## WHAT IS EXPECTED:
Write the listing out once more, with every line exactly as it stands.
——————
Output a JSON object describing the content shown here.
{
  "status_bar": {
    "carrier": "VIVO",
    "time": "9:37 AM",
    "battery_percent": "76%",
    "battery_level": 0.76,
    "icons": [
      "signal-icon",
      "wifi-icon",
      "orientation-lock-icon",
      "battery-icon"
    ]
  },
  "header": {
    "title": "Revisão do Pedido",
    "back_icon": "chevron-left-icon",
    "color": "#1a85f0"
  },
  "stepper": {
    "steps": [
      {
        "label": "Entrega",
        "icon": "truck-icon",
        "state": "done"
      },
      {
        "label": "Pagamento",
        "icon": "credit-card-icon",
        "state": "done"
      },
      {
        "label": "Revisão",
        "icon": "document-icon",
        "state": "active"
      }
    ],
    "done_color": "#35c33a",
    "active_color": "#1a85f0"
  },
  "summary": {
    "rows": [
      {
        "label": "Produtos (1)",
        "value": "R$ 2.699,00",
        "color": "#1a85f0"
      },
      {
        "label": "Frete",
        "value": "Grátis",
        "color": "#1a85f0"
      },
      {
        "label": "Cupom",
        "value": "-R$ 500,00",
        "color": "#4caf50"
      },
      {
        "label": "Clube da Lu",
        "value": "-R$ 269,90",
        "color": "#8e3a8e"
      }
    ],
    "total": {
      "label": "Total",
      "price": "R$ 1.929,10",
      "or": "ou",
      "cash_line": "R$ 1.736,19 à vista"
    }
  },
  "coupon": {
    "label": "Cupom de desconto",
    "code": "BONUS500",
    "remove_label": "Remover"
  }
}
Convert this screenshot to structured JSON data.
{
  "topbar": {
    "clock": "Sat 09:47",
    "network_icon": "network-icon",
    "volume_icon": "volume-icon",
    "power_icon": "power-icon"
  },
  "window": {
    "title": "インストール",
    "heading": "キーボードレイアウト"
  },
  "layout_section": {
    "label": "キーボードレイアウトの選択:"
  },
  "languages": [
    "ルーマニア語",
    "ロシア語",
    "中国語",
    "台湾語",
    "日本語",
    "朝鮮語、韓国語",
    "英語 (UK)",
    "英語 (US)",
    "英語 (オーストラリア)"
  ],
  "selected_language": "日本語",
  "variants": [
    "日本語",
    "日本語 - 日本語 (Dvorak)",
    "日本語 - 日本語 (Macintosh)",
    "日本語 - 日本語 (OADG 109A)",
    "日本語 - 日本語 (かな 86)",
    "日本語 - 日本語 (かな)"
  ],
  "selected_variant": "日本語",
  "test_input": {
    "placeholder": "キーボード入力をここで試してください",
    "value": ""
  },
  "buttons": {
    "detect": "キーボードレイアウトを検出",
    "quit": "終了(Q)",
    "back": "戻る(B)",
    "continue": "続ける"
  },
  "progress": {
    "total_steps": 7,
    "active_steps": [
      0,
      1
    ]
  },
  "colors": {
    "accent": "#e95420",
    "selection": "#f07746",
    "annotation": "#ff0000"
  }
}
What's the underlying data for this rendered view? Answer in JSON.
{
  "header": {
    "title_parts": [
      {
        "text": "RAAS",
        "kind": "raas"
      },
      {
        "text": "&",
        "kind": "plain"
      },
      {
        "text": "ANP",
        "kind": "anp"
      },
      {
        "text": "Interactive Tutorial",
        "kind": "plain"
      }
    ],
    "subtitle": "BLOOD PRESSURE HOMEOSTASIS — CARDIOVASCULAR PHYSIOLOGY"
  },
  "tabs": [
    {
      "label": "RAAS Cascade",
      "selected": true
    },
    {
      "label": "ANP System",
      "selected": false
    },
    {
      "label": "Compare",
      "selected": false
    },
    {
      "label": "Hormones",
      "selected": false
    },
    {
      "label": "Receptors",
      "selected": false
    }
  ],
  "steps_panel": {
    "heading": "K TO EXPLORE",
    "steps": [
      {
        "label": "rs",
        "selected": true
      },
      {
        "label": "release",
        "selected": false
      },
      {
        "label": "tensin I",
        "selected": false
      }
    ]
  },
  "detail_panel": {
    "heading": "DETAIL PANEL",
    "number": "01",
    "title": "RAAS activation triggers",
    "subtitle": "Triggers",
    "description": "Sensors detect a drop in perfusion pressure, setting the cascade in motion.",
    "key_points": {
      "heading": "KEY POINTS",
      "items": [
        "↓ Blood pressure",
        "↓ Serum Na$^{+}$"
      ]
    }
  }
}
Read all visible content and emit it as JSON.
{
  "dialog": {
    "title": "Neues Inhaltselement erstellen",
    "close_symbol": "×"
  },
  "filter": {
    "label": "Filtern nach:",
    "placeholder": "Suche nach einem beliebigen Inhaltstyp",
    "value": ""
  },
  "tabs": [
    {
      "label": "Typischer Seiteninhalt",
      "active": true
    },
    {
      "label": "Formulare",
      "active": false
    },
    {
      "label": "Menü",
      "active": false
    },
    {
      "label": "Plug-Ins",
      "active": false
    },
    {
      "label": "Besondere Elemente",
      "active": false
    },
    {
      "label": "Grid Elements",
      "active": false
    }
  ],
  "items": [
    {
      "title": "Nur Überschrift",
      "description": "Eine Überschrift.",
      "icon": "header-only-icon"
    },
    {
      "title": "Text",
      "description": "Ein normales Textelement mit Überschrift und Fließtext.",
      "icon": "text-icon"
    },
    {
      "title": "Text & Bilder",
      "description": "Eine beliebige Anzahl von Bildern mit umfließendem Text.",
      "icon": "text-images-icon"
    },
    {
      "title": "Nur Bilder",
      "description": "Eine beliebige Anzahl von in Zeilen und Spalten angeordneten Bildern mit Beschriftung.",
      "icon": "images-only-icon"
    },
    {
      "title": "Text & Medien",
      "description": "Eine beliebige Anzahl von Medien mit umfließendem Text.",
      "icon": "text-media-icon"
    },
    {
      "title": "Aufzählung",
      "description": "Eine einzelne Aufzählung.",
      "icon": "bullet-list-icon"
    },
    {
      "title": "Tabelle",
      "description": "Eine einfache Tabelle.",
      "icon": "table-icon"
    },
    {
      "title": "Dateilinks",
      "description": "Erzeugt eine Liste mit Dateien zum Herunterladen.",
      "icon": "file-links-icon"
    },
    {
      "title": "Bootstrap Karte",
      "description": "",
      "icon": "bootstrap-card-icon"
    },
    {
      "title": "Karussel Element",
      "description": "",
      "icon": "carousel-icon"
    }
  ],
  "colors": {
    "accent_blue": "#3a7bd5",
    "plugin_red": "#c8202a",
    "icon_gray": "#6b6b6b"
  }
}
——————
## SOLUTION:
Output a JSON object describing the content shown here.
{
  "status_bar": {
    "carrier": "VIVO",
    "time": "9:37 AM",
    "battery_percent": "76%",
    "battery_level": 0.76,
    "icons": [
      "signal-icon",
      "wifi-icon",
      "orientation-lock-icon",
      "battery-icon"
    ]
  },
  "header": {
    "title": "Revisão do Pedido",
    "back_icon": "chevron-left-icon",
    "color": "#1a85f0"
  },
  "stepper": {
    "steps": [
      {
        "label": "Entrega",
        "icon": "truck-icon",
        "state": "done"
      },
      {
        "label": "Pagamento",
        "icon": "credit-card-icon",
        "state": "done"
      },
      {
        "label": "Revisão",
        "icon": "document-icon",
        "state": "active"
      }
    ],
    "done_color": "#35c33a",
    "active_color": "#1a85f0"
  },
  "summary": {
    "rows": [
      {
        "label": "Produtos (1)",
        "value": "R$ 2.699,00",
        "color": "#1a85f0"
      },
      {
        "label": "Frete",
        "value": "Grátis",
        "color": "#1a85f0"
      },
      {
        "label": "Cupom",
        "value": "-R$ 500,00",
        "color": "#4caf50"
      },
      {
        "label": "Clube da Lu",
        "value": "-R$ 269,90",
        "color": "#8e3a8e"
      }
    ],
    "total": {
      "label": "Total",
      "price": "R$ 1.929,10",
      "or": "ou",
      "cash_line": "R$ 1.736,19 à vista"
    }
  },
  "coupon": {
    "label": "Cupom de desconto",
    "code": "BONUS500",
    "remove_label": "Remover"
  }
}
Convert this screenshot to structured JSON data.
{
  "topbar": {
    "clock": "Sat 09:47",
    "network_icon": "network-icon",
    "volume_icon": "volume-icon",
    "power_icon": "power-icon"
  },
  "window": {
    "title": "インストール",
    "heading": "キーボードレイアウト"
  },
  "layout_section": {
    "label": "キーボードレイアウトの選択:"
  },
  "languages": [
    "ルーマニア語",
    "ロシア語",
    "中国語",
    "台湾語",
    "日本語",
    "朝鮮語、韓国語",
    "英語 (UK)",
    "英語 (US)",
    "英語 (オーストラリア)"
  ],
  "selected_language": "日本語",
  "variants": [
    "日本語",
    "日本語 - 日本語 (Dvorak)",
    "日本語 - 日本語 (Macintosh)",
    "日本語 - 日本語 (OADG 109A)",
    "日本語 - 日本語 (かな 86)",
    "日本語 - 日本語 (かな)"
  ],
  "selected_variant": "日本語",
  "test_input": {
    "placeholder": "キーボード入力をここで試してください",
    "value": ""
  },
  "buttons": {
    "detect": "キーボードレイアウトを検出",
    "quit": "終了(Q)",
    "back": "戻る(B)",
    "continue": "続ける"
  },
  "progress": {
    "total_steps": 7,
    "active_steps": [
      0,
      1
    ]
  },
  "colors": {
    "accent": "#e95420",
    "selection": "#f07746",
    "annotation": "#ff0000"
  }
}
What's the underlying data for this rendered view? Answer in JSON.
{
  "header": {
    "title_parts": [
      {
        "text": "RAAS",
        "kind": "raas"
      },
      {
        "text": "&",
        "kind": "plain"
      },
      {
        "text": "ANP",
        "kind": "anp"
      },
      {
        "text": "Interactive Tutorial",
        "kind": "plain"
      }
    ],
    "subtitle": "BLOOD PRESSURE HOMEOSTASIS — CARDIOVASCULAR PHYSIOLOGY"
  },
  "tabs": [
    {
      "label": "RAAS Cascade",
      "selected": true
    },
    {
      "label": "ANP System",
      "selected": false
    },
    {
      "label": "Compare",
      "selected": false
    },
    {
      "label": "Hormones",
      "selected": false
    },
    {
      "label": "Receptors",
      "selected": false
    }
  ],
  "steps_panel": {
    "heading": "K TO EXPLORE",
    "steps": [
      {
        "label": "rs",
        "selected": true
      },
      {
        "label": "release",
        "selected": false
      },
      {
        "label": "tensin I",
        "selected": false
      }
    ]
  },
  "detail_panel": {
    "heading": "DETAIL PANEL",
    "number": "01",
    "title": "RAAS activation triggers",
    "subtitle": "Triggers",
    "description": "Sensors detect a drop in perfusion pressure, setting the cascade in motion.",
    "key_points": {
      "heading": "KEY POINTS",
      "items": [
        "↓ Blood pressure",
        "↓ Serum Na$^{+}$"
      ]
    }
  }
}
Read all visible content and emit it as JSON.
{
  "dialog": {
    "title": "Neues Inhaltselement erstellen",
    "close_symbol": "×"
  },
  "filter": {
    "label": "Filtern nach:",
    "placeholder": "Suche nach einem beliebigen Inhaltstyp",
    "value": ""
  },
  "tabs": [
    {
      "label": "Typischer Seiteninhalt",
      "active": true
    },
    {
      "label": "Formulare",
      "active": false
    },
    {
      "label": "Menü",
      "active": false
    },
    {
      "label": "Plug-Ins",
      "active": false
    },
    {
      "label": "Besondere Elemente",
      "active": false
    },
    {
      "label": "Grid Elements",
      "active": false
    }
  ],
  "items": [
    {
      "title": "Nur Überschrift",
      "description": "Eine Überschrift.",
      "icon": "header-only-icon"
    },
    {
      "title": "Text",
      "description": "Ein normales Textelement mit Überschrift und Fließtext.",
      "icon": "text-icon"
    },
    {
      "title": "Text & Bilder",
      "description": "Eine beliebige Anzahl von Bildern mit umfließendem Text.",
      "icon": "text-images-icon"
    },
    {
      "title": "Nur Bilder",
      "description": "Eine beliebige Anzahl von in Zeilen und Spalten angeordneten Bildern mit Beschriftung.",
      "icon": "images-only-icon"
    },
    {
      "title": "Text & Medien",
      "description": "Eine beliebige Anzahl von Medien mit umfließendem Text.",
      "icon": "text-media-icon"
    },
    {
      "title": "Aufzählung",
      "description": "Eine einzelne Aufzählung.",
      "icon": "bullet-list-icon"
    },
    {
      "title": "Tabelle",
      "description": "Eine einfache Tabelle.",
      "icon": "table-icon"
    },
    {
      "title": "Dateilinks",
      "description": "Erzeugt eine Liste mit Dateien zum Herunterladen.",
      "icon": "file-links-icon"
    },
    {
      "title": "Bootstrap Karte",
      "description": "",
      "icon": "bootstrap-card-icon"
    },
    {
      "title": "Karussel Element",
      "description": "",
      "icon": "carousel-icon"
    }
  ],
  "colors": {
    "accent_blue": "#3a7bd5",
    "plugin_red": "#c8202a",
    "icon_gray": "#6b6b6b"
  }
}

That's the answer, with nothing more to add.